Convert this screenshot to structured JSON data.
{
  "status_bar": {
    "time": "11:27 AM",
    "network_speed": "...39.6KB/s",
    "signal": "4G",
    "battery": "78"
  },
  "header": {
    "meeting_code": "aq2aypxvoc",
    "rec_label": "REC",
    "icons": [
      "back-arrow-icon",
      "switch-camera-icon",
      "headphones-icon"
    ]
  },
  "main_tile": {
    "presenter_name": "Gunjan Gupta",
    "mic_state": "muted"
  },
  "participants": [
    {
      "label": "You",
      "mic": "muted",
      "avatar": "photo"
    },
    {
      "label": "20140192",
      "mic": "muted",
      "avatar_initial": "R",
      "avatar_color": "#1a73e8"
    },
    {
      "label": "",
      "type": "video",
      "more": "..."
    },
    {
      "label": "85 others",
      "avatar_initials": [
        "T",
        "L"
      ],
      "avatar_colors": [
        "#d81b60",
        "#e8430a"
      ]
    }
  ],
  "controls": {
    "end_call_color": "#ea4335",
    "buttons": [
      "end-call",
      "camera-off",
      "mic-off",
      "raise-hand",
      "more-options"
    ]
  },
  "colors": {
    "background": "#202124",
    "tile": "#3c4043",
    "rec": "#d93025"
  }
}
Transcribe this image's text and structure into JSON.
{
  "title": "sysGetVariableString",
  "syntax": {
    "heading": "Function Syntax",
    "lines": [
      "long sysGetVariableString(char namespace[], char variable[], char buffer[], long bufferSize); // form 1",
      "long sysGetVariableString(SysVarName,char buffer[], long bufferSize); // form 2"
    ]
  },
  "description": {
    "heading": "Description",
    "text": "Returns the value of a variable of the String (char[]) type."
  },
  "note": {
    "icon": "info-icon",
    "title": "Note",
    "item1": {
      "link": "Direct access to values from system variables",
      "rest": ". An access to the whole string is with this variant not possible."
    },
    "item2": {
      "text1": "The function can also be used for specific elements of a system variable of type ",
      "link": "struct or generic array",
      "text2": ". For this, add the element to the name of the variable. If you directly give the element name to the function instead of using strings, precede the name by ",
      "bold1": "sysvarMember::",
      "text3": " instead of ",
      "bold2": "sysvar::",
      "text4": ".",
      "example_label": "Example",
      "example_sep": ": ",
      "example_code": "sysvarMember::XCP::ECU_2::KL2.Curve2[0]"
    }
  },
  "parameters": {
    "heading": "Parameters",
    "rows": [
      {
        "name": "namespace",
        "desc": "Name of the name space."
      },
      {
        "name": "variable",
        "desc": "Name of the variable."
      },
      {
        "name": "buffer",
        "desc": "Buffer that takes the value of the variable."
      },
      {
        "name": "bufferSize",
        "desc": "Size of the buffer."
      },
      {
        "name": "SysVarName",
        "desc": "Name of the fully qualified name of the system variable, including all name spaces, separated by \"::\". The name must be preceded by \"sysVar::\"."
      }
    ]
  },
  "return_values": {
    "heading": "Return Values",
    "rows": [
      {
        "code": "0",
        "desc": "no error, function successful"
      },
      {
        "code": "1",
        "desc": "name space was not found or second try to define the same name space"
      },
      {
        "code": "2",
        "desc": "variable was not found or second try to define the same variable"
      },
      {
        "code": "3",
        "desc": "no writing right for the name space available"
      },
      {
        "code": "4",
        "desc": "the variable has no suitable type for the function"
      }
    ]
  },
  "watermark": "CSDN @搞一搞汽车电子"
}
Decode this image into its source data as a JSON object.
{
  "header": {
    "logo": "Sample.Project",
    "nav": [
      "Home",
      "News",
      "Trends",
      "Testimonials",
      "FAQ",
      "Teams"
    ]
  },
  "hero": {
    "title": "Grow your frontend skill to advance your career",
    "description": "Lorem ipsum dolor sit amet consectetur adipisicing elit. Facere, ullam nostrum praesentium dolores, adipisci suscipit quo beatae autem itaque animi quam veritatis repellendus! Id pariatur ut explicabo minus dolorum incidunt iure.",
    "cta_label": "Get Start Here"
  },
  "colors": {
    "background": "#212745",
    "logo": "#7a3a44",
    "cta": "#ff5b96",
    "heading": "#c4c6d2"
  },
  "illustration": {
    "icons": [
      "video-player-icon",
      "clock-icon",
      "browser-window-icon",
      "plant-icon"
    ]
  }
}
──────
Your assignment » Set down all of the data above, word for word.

Exercise solution »
Convert this screenshot to structured JSON data.
{
  "status_bar": {
    "time": "11:27 AM",
    "network_speed": "...39.6KB/s",
    "signal": "4G",
    "battery": "78"
  },
  "header": {
    "meeting_code": "aq2aypxvoc",
    "rec_label": "REC",
    "icons": [
      "back-arrow-icon",
      "switch-camera-icon",
      "headphones-icon"
    ]
  },
  "main_tile": {
    "presenter_name": "Gunjan Gupta",
    "mic_state": "muted"
  },
  "participants": [
    {
      "label": "You",
      "mic": "muted",
      "avatar": "photo"
    },
    {
      "label": "20140192",
      "mic": "muted",
      "avatar_initial": "R",
      "avatar_color": "#1a73e8"
    },
    {
      "label": "",
      "type": "video",
      "more": "..."
    },
    {
      "label": "85 others",
      "avatar_initials": [
        "T",
        "L"
      ],
      "avatar_colors": [
        "#d81b60",
        "#e8430a"
      ]
    }
  ],
  "controls": {
    "end_call_color": "#ea4335",
    "buttons": [
      "end-call",
      "camera-off",
      "mic-off",
      "raise-hand",
      "more-options"
    ]
  },
  "colors": {
    "background": "#202124",
    "tile": "#3c4043",
    "rec": "#d93025"
  }
}
Transcribe this image's text and structure into JSON.
{
  "title": "sysGetVariableString",
  "syntax": {
    "heading": "Function Syntax",
    "lines": [
      "long sysGetVariableString(char namespace[], char variable[], char buffer[], long bufferSize); // form 1",
      "long sysGetVariableString(SysVarName,char buffer[], long bufferSize); // form 2"
    ]
  },
  "description": {
    "heading": "Description",
    "text": "Returns the value of a variable of the String (char[]) type."
  },
  "note": {
    "icon": "info-icon",
    "title": "Note",
    "item1": {
      "link": "Direct access to values from system variables",
      "rest": ". An access to the whole string is with this variant not possible."
    },
    "item2": {
      "text1": "The function can also be used for specific elements of a system variable of type ",
      "link": "struct or generic array",
      "text2": ". For this, add the element to the name of the variable. If you directly give the element name to the function instead of using strings, precede the name by ",
      "bold1": "sysvarMember::",
      "text3": " instead of ",
      "bold2": "sysvar::",
      "text4": ".",
      "example_label": "Example",
      "example_sep": ": ",
      "example_code": "sysvarMember::XCP::ECU_2::KL2.Curve2[0]"
    }
  },
  "parameters": {
    "heading": "Parameters",
    "rows": [
      {
        "name": "namespace",
        "desc": "Name of the name space."
      },
      {
        "name": "variable",
        "desc": "Name of the variable."
      },
      {
        "name": "buffer",
        "desc": "Buffer that takes the value of the variable."
      },
      {
        "name": "bufferSize",
        "desc": "Size of the buffer."
      },
      {
        "name": "SysVarName",
        "desc": "Name of the fully qualified name of the system variable, including all name spaces, separated by \"::\". The name must be preceded by \"sysVar::\"."
      }
    ]
  },
  "return_values": {
    "heading": "Return Values",
    "rows": [
      {
        "code": "0",
        "desc": "no error, function successful"
      },
      {
        "code": "1",
        "desc": "name space was not found or second try to define the same name space"
      },
      {
        "code": "2",
        "desc": "variable was not found or second try to define the same variable"
      },
      {
        "code": "3",
        "desc": "no writing right for the name space available"
      },
      {
        "code": "4",
        "desc": "the variable has no suitable type for the function"
      }
    ]
  },
  "watermark": "CSDN @搞一搞汽车电子"
}
Decode this image into its source data as a JSON object.
{
  "header": {
    "logo": "Sample.Project",
    "nav": [
      "Home",
      "News",
      "Trends",
      "Testimonials",
      "FAQ",
      "Teams"
    ]
  },
  "hero": {
    "title": "Grow your frontend skill to advance your career",
    "description": "Lorem ipsum dolor sit amet consectetur adipisicing elit. Facere, ullam nostrum praesentium dolores, adipisci suscipit quo beatae autem itaque animi quam veritatis repellendus! Id pariatur ut explicabo minus dolorum incidunt iure.",
    "cta_label": "Get Start Here"
  },
  "colors": {
    "background": "#212745",
    "logo": "#7a3a44",
    "cta": "#ff5b96",
    "heading": "#c4c6d2"
  },
  "illustration": {
    "icons": [
      "video-player-icon",
      "clock-icon",
      "browser-window-icon",
      "plant-icon"
    ]
  }
}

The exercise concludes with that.